They ensure that the files are copied, the registry updated and
folders created. Make sure they have an Uninstall option.
For PCs, provide an AUTORUN.INF file (described above)
that will AutoRun when inserted into the CD drive.
A nice touch would be to detect if your application is installed -
if so, then do not run your set up program.
It is standard practice to call your installation program "Setup.exe".
Some software suppliers have a single program file that contains all their
files. When this program is run, it correctly installs itself on the user's
This approach allows the files to be compressed and kept together in one
file, that can easily be downloaded by users.
So your HTML CD could firstly have all the web site laid out neatly on the CD.
Then also provide a single executable that has the whole site (again);
a user would run this file to install it on their local hard disk.
This approach will make installing much quicker.
If you have an installable version of your site as a single executable,
make sure it has an "8.3" filename.

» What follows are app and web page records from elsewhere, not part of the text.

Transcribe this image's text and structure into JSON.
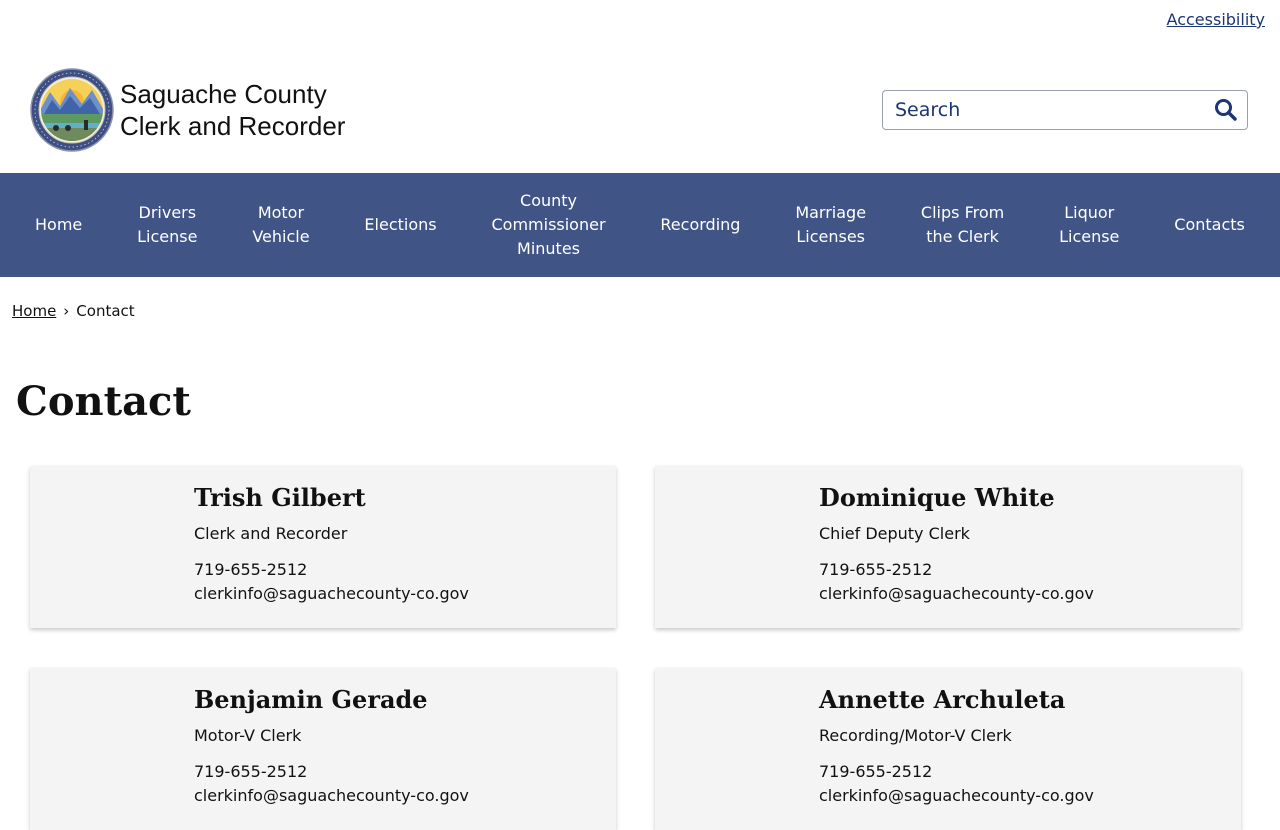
{
  "utility": {
    "accessibility_label": "Accessibility"
  },
  "header": {
    "brand_line1": "Saguache County",
    "brand_line2": "Clerk and Recorder",
    "search_placeholder": "Search",
    "seal_icon": "county-seal-icon"
  },
  "colors": {
    "nav_bg": "#415486",
    "link": "#1a3673",
    "card_bg": "#f4f4f4"
  },
  "nav": {
    "items": [
      {
        "label": "Home"
      },
      {
        "label": "Drivers\nLicense"
      },
      {
        "label": "Motor\nVehicle"
      },
      {
        "label": "Elections"
      },
      {
        "label": "County\nCommissioner\nMinutes"
      },
      {
        "label": "Recording"
      },
      {
        "label": "Marriage\nLicenses"
      },
      {
        "label": "Clips From\nthe Clerk"
      },
      {
        "label": "Liquor\nLicense"
      },
      {
        "label": "Contacts"
      }
    ]
  },
  "breadcrumb": {
    "home": "Home",
    "separator": "›",
    "current": "Contact"
  },
  "page": {
    "title": "Contact"
  },
  "contacts": [
    {
      "name": "Trish Gilbert",
      "role": "Clerk and Recorder",
      "phone": "719-655-2512",
      "email": "clerkinfo@saguachecounty-co.gov"
    },
    {
      "name": "Dominique White",
      "role": "Chief Deputy Clerk",
      "phone": "719-655-2512",
      "email": "clerkinfo@saguachecounty-co.gov"
    },
    {
      "name": "Benjamin Gerade",
      "role": "Motor-V Clerk",
      "phone": "719-655-2512",
      "email": "clerkinfo@saguachecounty-co.gov"
    },
    {
      "name": "Annette Archuleta",
      "role": "Recording/Motor-V Clerk",
      "phone": "719-655-2512",
      "email": "clerkinfo@saguachecounty-co.gov"
    }
  ]
}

This makes it easy to include on other
people's CDs or sites that might not support full filenames,
eg magazine cover disks or shareware software archives.
Include the major version number (or date) in the filename,

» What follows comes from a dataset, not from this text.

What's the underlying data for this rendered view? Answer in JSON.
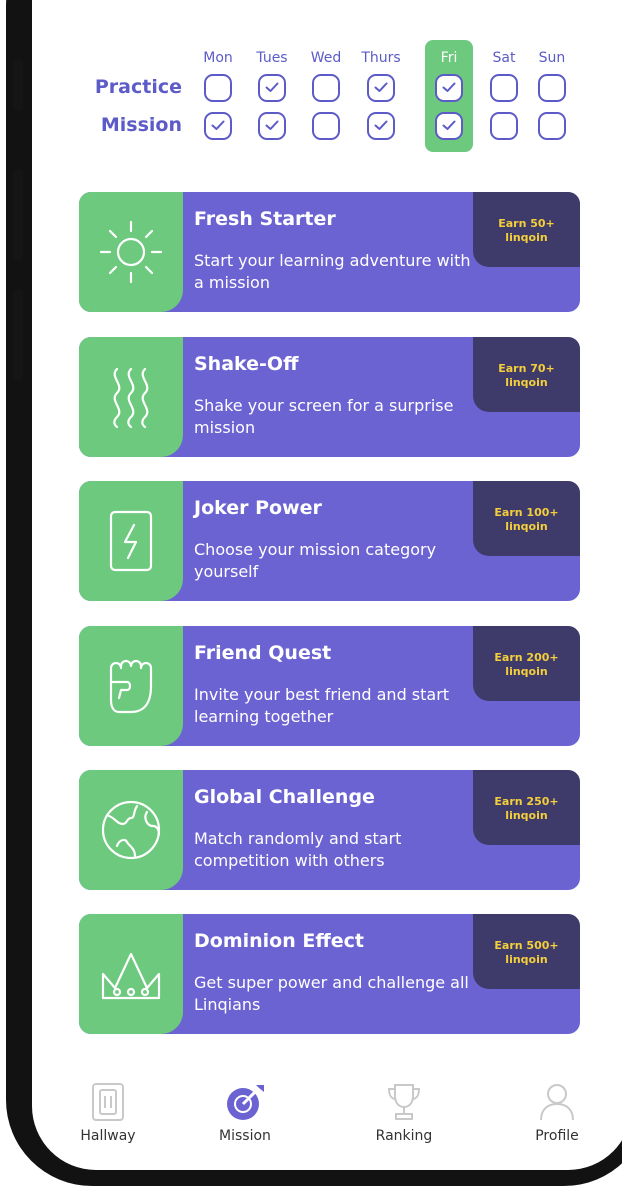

eg PHD could call our CD executable "PHDMAR01.EXE".
Do not forget to provide an uninstall program.
Alternatively, you could supply your site in zip or cab compressed formats
but this will be harder for users to install.
Apple Mac users prefer hqx or sit (StuffIt) formats and Unix users the tar format.
PHD CD Products
AutoRuns a web page when a CD is inserted. Freeware and retail versions.
is a full text search engine for HTML, DOC and PDF CDs.
serves HTML and scripted pages directly from a CD
helps put your conference presentations on CD quickly.
- Hi HelpIndex
is a Contents site map and Index of keywords for CDs and web sites.
Chris Cant runs
PHD Computer Consultants Ltd.
PHDCC is based in Cumbria, United Kingdom.
- James, Tue, 01 Nov 2005 15:32:22 (GMT)
- Greate site. Thank you :)
- Joseph, Wed, 5 Apr 2006 01:32:43 -0700
- Thankyou for this information. It was helpfull.
- Zoe, Tue, 13 Oct 2009 16:19:54 GMT
- Wow, wow, wow
Seek and you SHALL find!!
Been searching for months for this information on this subject of behind the scenes of DVD / CD's auto runs
Thank you for your website information
Article Copyright © 1998-2011 PHD Computer Consultants Ltd.